Riggers can assemble stainless-steel jacklines for about $350 per set.
Bottom line: Durability makes these our Best Choice for boats over 50 feet.
Spider Silk Mark II webbing
Made from Vectran, Balance Community’s Spider Silk Mark II 1-inch webbing has stretch comparable to stainless steel cable of the same breaking strength, yet its light weight allows for a monstrous 15,000-pound rating in 1-inch webbing.
Though we have not yet tested Spider Silk in the real world, the specifications are certainly impressive, and it used for slack lining.

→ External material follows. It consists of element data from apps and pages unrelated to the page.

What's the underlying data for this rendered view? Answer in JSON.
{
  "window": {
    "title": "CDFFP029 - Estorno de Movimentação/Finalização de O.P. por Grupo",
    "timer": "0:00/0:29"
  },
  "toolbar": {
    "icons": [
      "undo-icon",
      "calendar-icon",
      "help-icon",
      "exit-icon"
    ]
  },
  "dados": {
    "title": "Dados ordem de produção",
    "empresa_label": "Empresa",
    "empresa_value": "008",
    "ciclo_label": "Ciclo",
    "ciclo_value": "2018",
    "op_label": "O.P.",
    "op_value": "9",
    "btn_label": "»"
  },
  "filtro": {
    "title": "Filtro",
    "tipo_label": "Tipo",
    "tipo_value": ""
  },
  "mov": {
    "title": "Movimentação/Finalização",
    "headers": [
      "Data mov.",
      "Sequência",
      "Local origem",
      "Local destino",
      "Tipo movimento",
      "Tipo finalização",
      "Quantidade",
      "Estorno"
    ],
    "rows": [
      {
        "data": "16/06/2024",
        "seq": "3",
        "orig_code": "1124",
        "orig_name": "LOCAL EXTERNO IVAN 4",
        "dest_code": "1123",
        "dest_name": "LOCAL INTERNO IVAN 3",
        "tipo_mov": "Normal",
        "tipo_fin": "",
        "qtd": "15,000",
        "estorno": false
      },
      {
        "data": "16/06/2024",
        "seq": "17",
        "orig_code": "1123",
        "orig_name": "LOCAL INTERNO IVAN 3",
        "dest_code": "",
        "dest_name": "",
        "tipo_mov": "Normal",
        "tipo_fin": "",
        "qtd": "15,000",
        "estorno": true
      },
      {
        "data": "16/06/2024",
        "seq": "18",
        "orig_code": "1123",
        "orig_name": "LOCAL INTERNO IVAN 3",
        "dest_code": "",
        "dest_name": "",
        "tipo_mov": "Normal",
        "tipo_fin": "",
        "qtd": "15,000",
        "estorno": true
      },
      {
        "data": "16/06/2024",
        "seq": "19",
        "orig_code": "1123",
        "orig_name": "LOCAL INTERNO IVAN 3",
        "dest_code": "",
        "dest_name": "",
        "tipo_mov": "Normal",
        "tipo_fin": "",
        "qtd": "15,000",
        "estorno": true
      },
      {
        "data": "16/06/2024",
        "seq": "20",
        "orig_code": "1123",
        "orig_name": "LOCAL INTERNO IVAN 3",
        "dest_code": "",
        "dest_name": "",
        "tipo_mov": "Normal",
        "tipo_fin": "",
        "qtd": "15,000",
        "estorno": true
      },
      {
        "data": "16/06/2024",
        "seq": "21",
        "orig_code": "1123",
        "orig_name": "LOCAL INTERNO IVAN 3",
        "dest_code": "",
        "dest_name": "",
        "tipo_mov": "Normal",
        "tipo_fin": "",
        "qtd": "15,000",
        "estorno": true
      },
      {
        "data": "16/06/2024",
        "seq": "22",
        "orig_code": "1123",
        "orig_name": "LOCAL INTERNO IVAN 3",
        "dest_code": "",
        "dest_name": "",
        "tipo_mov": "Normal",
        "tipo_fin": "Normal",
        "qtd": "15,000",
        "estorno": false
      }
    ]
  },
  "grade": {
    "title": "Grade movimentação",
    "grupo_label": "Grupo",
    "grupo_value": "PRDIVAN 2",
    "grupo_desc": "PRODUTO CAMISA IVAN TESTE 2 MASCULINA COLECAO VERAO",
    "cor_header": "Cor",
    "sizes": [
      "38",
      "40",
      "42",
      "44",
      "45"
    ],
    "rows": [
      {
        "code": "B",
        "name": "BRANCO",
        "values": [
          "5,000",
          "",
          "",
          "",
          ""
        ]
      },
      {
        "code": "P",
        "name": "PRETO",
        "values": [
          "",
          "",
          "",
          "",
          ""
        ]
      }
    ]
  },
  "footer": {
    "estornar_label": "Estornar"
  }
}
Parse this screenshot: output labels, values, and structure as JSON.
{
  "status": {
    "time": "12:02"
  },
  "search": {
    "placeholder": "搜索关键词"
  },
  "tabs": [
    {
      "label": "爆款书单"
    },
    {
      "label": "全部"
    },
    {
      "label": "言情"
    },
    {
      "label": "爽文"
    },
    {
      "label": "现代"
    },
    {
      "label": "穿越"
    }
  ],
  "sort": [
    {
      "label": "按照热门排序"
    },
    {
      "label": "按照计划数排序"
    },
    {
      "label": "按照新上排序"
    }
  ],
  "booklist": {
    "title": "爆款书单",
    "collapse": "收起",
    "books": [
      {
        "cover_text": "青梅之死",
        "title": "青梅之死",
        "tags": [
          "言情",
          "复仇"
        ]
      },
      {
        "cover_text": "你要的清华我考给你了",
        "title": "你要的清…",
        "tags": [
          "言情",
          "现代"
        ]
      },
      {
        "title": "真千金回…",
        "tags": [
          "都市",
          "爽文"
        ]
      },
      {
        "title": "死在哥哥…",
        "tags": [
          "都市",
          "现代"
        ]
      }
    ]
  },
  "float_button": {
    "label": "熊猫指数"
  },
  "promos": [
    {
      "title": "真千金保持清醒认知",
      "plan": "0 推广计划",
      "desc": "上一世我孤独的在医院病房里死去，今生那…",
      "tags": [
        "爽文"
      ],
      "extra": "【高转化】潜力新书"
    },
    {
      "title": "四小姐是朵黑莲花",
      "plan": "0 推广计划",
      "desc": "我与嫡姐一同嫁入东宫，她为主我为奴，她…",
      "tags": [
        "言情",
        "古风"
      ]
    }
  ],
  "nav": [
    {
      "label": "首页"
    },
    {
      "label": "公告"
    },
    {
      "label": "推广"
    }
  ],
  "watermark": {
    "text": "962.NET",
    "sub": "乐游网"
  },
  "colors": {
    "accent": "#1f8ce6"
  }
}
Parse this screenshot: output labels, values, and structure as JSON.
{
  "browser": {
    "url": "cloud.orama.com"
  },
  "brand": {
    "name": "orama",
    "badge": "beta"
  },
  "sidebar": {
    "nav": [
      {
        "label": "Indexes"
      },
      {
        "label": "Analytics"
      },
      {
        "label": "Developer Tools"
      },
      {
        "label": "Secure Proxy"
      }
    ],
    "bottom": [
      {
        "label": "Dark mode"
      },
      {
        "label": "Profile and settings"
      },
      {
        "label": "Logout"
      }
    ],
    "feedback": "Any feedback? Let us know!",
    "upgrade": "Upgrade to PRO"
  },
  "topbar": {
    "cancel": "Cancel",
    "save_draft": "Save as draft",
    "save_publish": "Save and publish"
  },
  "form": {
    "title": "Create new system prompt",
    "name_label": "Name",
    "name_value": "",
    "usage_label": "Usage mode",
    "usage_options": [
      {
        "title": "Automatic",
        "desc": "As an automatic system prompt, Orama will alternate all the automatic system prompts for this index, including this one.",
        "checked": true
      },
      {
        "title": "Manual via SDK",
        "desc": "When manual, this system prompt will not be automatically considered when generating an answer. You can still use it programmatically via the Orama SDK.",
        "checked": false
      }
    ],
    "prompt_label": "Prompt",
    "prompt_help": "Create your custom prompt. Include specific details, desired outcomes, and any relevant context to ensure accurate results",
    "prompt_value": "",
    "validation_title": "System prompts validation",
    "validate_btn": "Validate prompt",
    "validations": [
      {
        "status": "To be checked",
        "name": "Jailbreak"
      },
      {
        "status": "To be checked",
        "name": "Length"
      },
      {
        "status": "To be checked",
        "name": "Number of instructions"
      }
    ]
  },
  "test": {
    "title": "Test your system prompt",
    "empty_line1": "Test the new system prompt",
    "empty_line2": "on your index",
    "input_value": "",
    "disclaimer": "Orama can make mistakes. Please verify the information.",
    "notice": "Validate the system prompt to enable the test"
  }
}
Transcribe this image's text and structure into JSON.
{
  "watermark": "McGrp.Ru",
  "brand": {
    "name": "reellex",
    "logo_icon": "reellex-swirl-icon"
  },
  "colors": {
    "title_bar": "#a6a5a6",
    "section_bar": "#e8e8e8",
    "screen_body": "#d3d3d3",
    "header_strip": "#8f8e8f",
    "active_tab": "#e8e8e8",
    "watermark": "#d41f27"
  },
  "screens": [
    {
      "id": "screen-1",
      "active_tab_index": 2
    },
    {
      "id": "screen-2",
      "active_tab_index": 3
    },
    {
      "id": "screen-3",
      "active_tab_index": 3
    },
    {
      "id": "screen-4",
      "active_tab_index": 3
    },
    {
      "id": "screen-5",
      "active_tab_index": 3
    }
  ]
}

Vectran typically has excellent flex durability, and although it’s somewhat vulnerable to UV, the damage levels off after about 500 hours, and there after, it’s comparable to polyester webbing.
Because of its ultra low stretch, Spider Silk should only be used in lengths over 60 feet. Available in white only, it runs about $242 for a 35-foot set; sewn ends are available for $10.
Bottom line: The specs are impressive, and we are waiting for real-world reports from big boats. Any early-adopters out there?
A harness, tether, and jackline are no guarantee you’ll stay onboard. The most common failure is that the sailor slips out of his harness, which is loosely fitted over wet foul-weather gear. For maximum security, wear a harness fitted with crotch or leg straps. No matter how fit and broad-shouldered the sailor is, it is always possible to slither out of any harness when your hands are overhead (such as when reaching up toward rescuers).
All of the jackline products we investigated are suitable for certain boats or certain circumstances, but some are simply a bad choice in the wrong application. High-modulus materials can be a bad match for small boats, and larger boats should go beyond ISAF standards to 8,500 pounds when installing high-modulus jacklines. The readily available, commercial polyester jacklines rated for 6,000 pounds safe working load are a good, all-around choice for 30- to 40-foot sailboats.